Step 1: Obtain Basic Training
Many employers will train new workers to install flooring; however, training requirements for flooring installers differ based on the type of material one handles. For those who wish to install typical floor coverings like laminate and linoleum, on-the-job training is usually sufficient. Would-be installers often work with individual contractors and begin by mastering basic tasks. As they gain an understanding of the trade's skills and tools, they work their way up to performing all the duties required in flooring installation.
Since physical strength is important for this job, you may want to get physically fit. In general, flooring installation requires a degree of physical fitness, given the labor-intensive nature of the job. These workers need to be able to bend, kneel, and carry heavy material.
Step 2: Specialize Through an Apprenticeship
For tile and marble flooring, more formal apprenticeship programs are typically required. Contractors or labor organizations usually sponsor these programs. Apprenticeship programs generally take 2-4 years to complete and consist of more than 140 hours of technical instruction, in addition to 2,000 hours of paid hands-on training under the supervision of experienced installers. To qualify for apprenticeship training, candidates may be required to hold high school diplomas or GEDs, as well as having driver's licenses or reliable transportation.
Step 3: Advance with Experience
Flooring installers with experience can often advance to supervisory or even contractor positions. Being dependable and demonstrating trade skills and proficiency with the tools may qualify an installer for more advanced jobs. Having one's own tools and van can also make the experienced installer more competitive in this career field. Experienced flooring installers may be responsible for training apprentices or entry-level workers.

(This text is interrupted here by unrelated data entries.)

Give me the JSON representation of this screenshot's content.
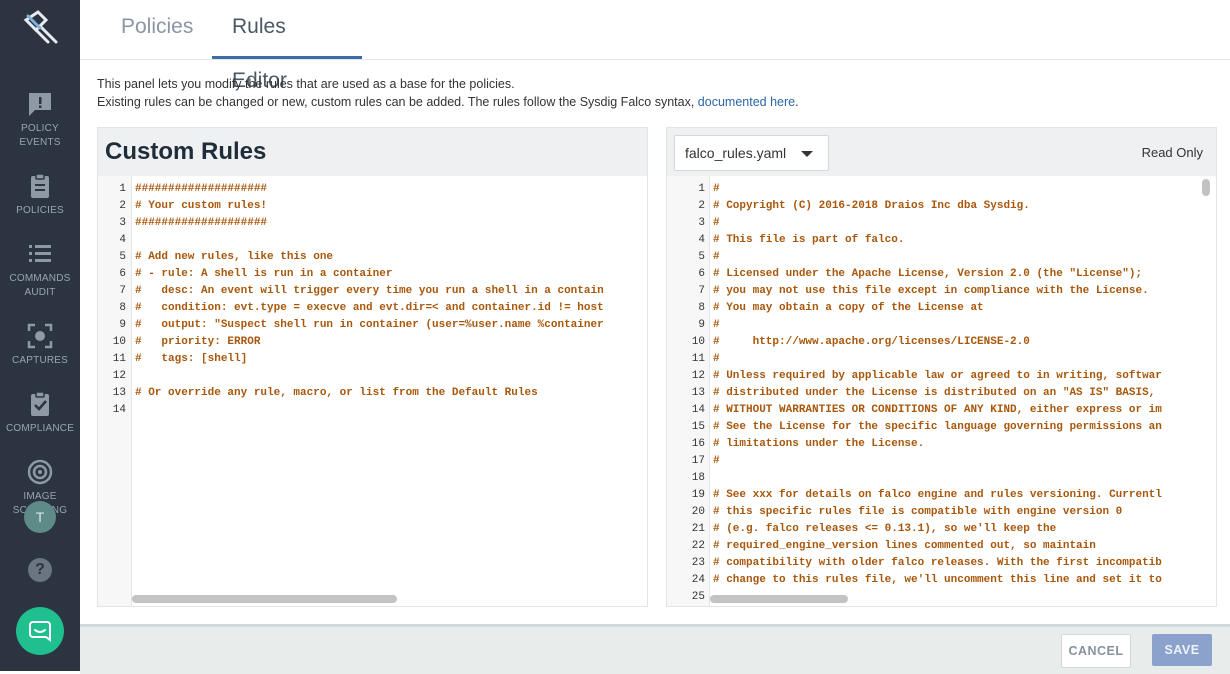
{
  "sidebar": {
    "items": [
      {
        "label_line1": "POLICY",
        "label_line2": "EVENTS",
        "icon": "alert-icon"
      },
      {
        "label_line1": "POLICIES",
        "label_line2": "",
        "icon": "clipboard-icon"
      },
      {
        "label_line1": "COMMANDS",
        "label_line2": "AUDIT",
        "icon": "list-icon"
      },
      {
        "label_line1": "CAPTURES",
        "label_line2": "",
        "icon": "capture-icon"
      },
      {
        "label_line1": "COMPLIANCE",
        "label_line2": "",
        "icon": "clipboard-check-icon"
      },
      {
        "label_line1": "IMAGE",
        "label_line2": "SCANNING",
        "icon": "target-icon"
      }
    ],
    "avatar_initial": "T",
    "help": "?"
  },
  "tabs": [
    {
      "label": "Policies",
      "active": false
    },
    {
      "label": "Rules Editor",
      "active": true
    }
  ],
  "description": {
    "line1": "This panel lets you modify the rules that are used as a base for the policies.",
    "line2": "Existing rules can be changed or new, custom rules can be added. The rules follow the Sysdig Falco syntax, ",
    "link": "documented here",
    "line2_end": "."
  },
  "custom_rules": {
    "title": "Custom Rules",
    "lines": [
      "####################",
      "# Your custom rules!",
      "####################",
      "",
      "# Add new rules, like this one",
      "# - rule: A shell is run in a container",
      "#   desc: An event will trigger every time you run a shell in a contain",
      "#   condition: evt.type = execve and evt.dir=< and container.id != host",
      "#   output: \"Suspect shell run in container (user=%user.name %container",
      "#   priority: ERROR",
      "#   tags: [shell]",
      "",
      "# Or override any rule, macro, or list from the Default Rules",
      ""
    ]
  },
  "default_rules": {
    "file_selected": "falco_rules.yaml",
    "readonly_label": "Read Only",
    "lines": [
      "#",
      "# Copyright (C) 2016-2018 Draios Inc dba Sysdig.",
      "#",
      "# This file is part of falco.",
      "#",
      "# Licensed under the Apache License, Version 2.0 (the \"License\");",
      "# you may not use this file except in compliance with the License.",
      "# You may obtain a copy of the License at",
      "#",
      "#     http://www.apache.org/licenses/LICENSE-2.0",
      "#",
      "# Unless required by applicable law or agreed to in writing, softwar",
      "# distributed under the License is distributed on an \"AS IS\" BASIS,",
      "# WITHOUT WARRANTIES OR CONDITIONS OF ANY KIND, either express or im",
      "# See the License for the specific language governing permissions an",
      "# limitations under the License.",
      "#",
      "",
      "# See xxx for details on falco engine and rules versioning. Currentl",
      "# this specific rules file is compatible with engine version 0",
      "# (e.g. falco releases <= 0.13.1), so we'll keep the",
      "# required_engine_version lines commented out, so maintain",
      "# compatibility with older falco releases. With the first incompatib",
      "# change to this rules file, we'll uncomment this line and set it to",
      ""
    ]
  },
  "footer": {
    "cancel_label": "CANCEL",
    "save_label": "SAVE"
  },
  "colors": {
    "sidebar_bg": "#2b3440",
    "accent": "#3a6ea5",
    "code_text": "#a8570b",
    "save_button": "#8aa2cc"
  }
}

To recap, with on-the-job training or an apprenticeship, flooring installers can earn about $38,000 to measure, cut, and place various types of flooring for their customers.